==== DATASET EXTRACT ====
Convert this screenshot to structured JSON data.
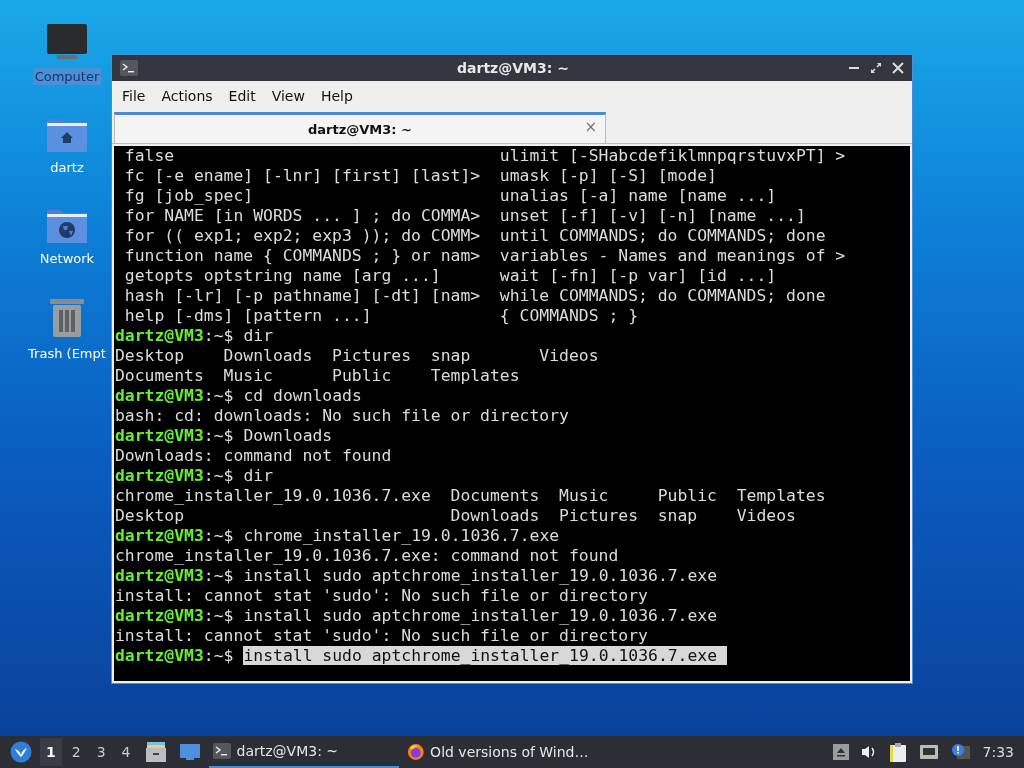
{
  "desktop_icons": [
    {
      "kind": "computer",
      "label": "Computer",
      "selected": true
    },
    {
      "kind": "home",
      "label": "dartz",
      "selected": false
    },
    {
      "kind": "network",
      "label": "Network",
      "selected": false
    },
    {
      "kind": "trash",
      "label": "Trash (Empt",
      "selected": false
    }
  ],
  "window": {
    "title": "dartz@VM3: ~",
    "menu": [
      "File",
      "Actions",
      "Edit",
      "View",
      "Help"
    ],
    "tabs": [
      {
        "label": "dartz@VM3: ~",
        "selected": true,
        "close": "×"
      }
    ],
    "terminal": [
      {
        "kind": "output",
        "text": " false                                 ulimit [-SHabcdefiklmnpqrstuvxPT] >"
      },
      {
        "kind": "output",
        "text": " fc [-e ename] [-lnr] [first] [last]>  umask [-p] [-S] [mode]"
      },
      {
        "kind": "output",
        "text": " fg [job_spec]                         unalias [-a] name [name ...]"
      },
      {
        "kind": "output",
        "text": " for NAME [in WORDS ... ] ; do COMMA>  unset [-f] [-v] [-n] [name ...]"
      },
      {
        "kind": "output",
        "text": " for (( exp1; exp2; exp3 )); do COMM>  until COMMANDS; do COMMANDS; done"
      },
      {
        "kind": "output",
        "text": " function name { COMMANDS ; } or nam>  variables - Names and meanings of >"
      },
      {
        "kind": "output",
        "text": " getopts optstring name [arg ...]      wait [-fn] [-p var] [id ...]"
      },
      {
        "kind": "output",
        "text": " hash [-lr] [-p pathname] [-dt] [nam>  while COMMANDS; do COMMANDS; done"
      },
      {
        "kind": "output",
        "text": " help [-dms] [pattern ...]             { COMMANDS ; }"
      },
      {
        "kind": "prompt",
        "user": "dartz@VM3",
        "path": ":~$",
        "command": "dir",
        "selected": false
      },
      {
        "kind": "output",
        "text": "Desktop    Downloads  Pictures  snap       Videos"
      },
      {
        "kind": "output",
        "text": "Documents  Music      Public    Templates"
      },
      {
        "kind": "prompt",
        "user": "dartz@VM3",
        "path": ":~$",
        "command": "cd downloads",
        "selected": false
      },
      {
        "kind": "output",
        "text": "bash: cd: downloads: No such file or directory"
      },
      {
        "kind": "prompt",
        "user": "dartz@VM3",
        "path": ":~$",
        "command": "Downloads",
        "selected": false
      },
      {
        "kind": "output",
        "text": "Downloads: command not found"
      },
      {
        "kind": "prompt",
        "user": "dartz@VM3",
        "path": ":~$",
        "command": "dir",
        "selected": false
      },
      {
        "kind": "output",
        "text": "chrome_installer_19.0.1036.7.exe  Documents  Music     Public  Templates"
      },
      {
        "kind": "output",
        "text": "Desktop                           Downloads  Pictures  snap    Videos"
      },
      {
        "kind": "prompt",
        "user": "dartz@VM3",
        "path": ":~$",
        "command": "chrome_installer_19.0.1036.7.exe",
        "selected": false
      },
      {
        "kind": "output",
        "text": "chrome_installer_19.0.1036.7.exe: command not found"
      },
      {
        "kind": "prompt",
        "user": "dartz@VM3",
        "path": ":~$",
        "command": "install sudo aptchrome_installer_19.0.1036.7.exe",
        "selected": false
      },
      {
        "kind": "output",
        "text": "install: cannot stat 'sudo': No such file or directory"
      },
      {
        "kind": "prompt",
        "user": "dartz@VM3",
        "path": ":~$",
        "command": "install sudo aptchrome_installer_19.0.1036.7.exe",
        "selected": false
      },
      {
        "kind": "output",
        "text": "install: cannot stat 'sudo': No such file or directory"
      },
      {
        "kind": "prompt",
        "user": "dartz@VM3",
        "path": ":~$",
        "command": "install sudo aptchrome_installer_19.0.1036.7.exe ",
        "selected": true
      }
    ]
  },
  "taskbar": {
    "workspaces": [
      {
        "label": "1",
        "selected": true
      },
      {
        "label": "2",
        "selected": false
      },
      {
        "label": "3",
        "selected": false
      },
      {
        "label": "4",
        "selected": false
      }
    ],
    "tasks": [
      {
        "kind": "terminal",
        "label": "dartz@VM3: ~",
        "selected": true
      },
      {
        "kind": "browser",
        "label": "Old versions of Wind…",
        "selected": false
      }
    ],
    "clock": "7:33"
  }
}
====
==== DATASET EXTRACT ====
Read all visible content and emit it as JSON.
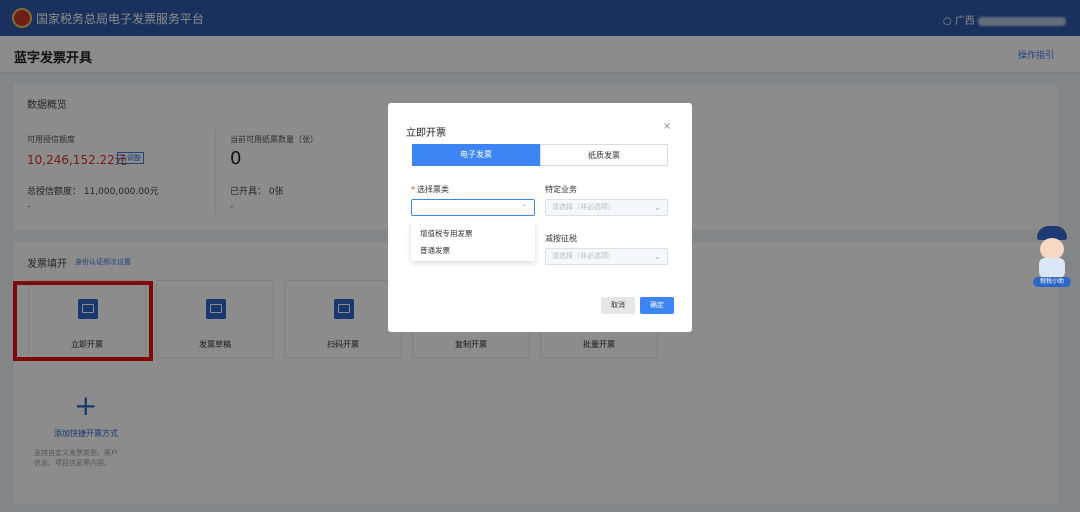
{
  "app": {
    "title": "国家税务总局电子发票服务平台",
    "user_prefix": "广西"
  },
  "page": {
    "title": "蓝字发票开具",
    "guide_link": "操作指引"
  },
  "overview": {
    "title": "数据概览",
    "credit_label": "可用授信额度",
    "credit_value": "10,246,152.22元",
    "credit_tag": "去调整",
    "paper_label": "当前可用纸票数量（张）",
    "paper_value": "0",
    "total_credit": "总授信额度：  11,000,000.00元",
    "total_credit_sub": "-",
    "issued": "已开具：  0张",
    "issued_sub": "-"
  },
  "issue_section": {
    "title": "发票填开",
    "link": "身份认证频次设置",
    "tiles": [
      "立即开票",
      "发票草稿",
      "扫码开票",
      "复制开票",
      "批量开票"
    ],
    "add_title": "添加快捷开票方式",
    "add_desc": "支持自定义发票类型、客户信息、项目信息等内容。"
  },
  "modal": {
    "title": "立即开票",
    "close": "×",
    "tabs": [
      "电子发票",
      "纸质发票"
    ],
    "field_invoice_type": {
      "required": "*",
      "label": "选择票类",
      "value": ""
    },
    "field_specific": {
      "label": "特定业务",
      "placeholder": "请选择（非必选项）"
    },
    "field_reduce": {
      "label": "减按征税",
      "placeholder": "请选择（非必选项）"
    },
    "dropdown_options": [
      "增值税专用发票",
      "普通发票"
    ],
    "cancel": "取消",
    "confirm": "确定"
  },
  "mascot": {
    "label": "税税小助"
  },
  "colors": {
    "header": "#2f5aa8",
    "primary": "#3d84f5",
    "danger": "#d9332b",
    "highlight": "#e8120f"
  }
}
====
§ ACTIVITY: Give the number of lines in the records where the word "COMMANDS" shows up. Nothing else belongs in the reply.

§ REPLY TO THE EXERCISE: 4